Allergy Fun Knows Your Children Are More Than Just Their Multiple Food Allergies
Parents of children with multiple severe food allergies can often feel as though these allergies come to define their lives and those of their children. There is no denying that food allergies involve a lot of work and worry, but tools like the Allergy Fun photobook aim to educate kids about allergies while emphasizing that allergies do not define their identities and their lives.
Grace O’Neill, the author of Allergy Fun, is a pediatric counselor with two children who both suffer from multiple food allergies. When her first child was diagnosed with multiple severe food allergies, there were very few resources designed to help kids and families in this situation. Although she discovered a number of books for children that addressed the issue of single food allergies, she found none that dealt with the unique challenges posed by having many food allergies that must be juggled all at once.
O’Neill was inspired to create her own book as a resource for other multiple food allergy families. “Allergy Fun is the coming together of my life with two allergy kids and my desire to see all kids develop into caring, confident and contributing members in our society,” she explains.
Allergy Fun Can Be Personalized to Help Make Every Child Feel Special
The first part of the Allergy Fun book introduces readers to a little boy named Matthew who has multiple food allergies. The goal of Matthew’s story is not only to help children realize that they are not alone when it comes to living with multiple food restrictions, but also to show them that allergies are only a small part of who they are. “The Allergy Fun story […] encourages the reader to focus on friends, family and fun in order to live a full life,” O’Neill said.
Allergy Fun is a double-sided book, and when you flip it over you will find an eight-page section called My Allergy Fun, where children can personalize the book with pictures of themselves, their families and their particular allergies. The personalization helps children feel special and can also be used as a tool to educate friends, teachers and other important people about their food allergies.
The Allergy Fun Blog and Facebook Site Are Great Resources
The blog and Facebook pages are not just platforms for purchasing a book—O’Neill has made sure that these sites are active resources resources for families with multiple food allergies. She regularly posts recipes, educational ideas and other helpful allergy-centered information, in addition to providing a space for allergy parents to seek advice and support.
In the future, she hopes to continue developing resources to help kids with multiple allergies, including educational tools that can be used to help preschools and schools be better at accommodating the needs of such children. O’Neill encourages contributions from others in the allergy community, saying, “If you have ideas of what would help you increase allergy awareness in your community, we would love to have your input.”

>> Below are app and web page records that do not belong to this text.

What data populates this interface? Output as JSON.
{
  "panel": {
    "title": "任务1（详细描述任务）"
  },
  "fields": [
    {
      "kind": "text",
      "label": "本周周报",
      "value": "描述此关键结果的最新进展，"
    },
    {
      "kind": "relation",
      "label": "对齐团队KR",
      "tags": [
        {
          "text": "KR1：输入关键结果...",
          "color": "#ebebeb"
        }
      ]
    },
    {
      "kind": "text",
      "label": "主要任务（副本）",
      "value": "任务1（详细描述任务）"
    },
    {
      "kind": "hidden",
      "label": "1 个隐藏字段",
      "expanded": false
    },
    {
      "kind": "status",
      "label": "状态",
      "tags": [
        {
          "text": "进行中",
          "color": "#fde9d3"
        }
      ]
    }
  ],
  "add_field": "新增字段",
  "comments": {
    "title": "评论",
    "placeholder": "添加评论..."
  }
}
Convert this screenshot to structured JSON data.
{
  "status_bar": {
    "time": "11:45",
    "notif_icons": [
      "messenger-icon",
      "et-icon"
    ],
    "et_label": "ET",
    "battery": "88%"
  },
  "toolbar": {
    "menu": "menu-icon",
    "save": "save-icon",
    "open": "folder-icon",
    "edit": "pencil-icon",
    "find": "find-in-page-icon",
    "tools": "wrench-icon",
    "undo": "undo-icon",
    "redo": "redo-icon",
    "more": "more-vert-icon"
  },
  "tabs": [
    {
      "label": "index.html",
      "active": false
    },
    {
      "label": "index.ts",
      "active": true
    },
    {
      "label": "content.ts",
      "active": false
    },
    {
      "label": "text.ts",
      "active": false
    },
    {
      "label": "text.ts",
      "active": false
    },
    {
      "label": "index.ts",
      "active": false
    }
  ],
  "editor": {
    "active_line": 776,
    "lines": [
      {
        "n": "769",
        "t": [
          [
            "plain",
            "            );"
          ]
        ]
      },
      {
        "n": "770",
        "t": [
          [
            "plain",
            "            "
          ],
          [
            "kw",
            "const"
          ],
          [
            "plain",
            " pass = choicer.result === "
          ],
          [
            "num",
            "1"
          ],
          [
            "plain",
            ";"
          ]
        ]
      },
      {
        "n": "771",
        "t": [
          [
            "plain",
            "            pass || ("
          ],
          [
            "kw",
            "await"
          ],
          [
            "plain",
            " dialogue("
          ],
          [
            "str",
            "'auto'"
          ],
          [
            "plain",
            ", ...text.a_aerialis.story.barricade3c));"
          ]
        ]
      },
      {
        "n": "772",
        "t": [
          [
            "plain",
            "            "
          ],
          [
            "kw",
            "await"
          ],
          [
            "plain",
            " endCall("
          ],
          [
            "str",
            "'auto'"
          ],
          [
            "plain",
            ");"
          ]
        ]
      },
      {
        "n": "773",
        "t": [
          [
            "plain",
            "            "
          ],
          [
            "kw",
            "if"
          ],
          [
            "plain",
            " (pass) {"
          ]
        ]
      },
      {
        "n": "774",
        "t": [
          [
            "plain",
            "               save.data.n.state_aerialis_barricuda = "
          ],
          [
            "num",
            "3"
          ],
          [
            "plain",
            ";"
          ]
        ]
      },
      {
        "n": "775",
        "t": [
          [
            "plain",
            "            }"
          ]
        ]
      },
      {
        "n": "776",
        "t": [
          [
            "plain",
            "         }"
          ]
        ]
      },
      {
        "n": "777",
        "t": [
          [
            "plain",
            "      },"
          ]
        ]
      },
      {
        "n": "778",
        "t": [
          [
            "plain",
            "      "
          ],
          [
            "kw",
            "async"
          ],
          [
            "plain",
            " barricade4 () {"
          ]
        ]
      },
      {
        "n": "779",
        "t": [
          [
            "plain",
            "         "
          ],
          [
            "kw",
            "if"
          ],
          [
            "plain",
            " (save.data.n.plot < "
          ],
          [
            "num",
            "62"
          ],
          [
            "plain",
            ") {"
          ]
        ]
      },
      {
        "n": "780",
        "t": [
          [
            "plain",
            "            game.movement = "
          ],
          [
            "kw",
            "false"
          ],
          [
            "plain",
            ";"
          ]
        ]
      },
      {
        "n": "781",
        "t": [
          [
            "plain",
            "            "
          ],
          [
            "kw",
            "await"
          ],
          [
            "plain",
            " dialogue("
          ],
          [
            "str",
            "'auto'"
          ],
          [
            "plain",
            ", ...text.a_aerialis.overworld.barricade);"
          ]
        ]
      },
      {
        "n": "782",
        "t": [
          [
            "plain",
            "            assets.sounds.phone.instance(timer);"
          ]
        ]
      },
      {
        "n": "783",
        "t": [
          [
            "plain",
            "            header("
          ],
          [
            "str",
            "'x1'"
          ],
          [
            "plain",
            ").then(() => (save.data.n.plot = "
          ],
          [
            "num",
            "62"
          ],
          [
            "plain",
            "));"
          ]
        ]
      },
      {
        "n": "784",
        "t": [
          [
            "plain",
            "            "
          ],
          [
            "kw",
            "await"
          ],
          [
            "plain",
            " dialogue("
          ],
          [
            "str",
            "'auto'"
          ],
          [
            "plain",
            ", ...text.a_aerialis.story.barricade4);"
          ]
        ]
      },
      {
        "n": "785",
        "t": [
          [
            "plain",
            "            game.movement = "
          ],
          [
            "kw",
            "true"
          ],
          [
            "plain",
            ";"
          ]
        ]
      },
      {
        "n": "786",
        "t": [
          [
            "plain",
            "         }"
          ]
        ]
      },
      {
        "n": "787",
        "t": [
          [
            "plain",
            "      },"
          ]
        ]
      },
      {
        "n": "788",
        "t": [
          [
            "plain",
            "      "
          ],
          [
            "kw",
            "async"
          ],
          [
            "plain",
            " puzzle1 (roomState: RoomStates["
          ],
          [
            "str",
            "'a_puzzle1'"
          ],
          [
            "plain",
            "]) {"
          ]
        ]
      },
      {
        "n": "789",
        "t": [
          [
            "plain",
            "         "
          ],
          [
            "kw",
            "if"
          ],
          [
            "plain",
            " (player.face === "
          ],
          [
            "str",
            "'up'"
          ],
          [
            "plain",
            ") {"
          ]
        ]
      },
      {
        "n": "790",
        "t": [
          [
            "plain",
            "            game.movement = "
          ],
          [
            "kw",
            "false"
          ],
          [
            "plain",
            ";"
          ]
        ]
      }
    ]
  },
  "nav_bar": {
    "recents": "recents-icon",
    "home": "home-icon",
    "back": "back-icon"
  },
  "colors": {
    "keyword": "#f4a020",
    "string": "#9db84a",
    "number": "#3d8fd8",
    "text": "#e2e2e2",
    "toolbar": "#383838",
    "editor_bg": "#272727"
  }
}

A Positive Response to Allergy Fun From Allergy Parents
The response to Allergy Fun has been very positive since the book was released. One mother declares, “The pictures are bright and bold, the information is well-written and easy to read, and the message is loud and clear.”
One reviewer notes that “it’s hard to make anyone who doesn’t deal with food allergies understand, but it’s especially hard for kids to understand. But with this book, the food-allergic child could share it with his/her friends and say, ‘See, these are the foods that can make me sick.’ ”
Another parent praises the book’s handling of a difficult subject matter, saying, “This is a beautiful way of looking at something that can be very challenging for children and families. As a parent, educator and writer myself, I am so glad this fun book has been created. I will be recommend it to all parents who have kids with allergies.”
Allergies May Not Be Fun, but Life With Allergies Certainly Can Be
The title Allergy Fun may strike some people as odd, given the potentially deadly nature of multiple, serious food allergies. However, as the parent of two children with multiple allergies, O’Neill recognizes the importance of making sure that children can still be children, despite the extra challenges they may face.
“I believe it is important to ensure our children do not frame their whole existence around allergies,” she said. “Young children with severe food allergies certainly have many restrictions to learn and understand, but within these boundaries there can be an abundance of freedom, fun and adventure.”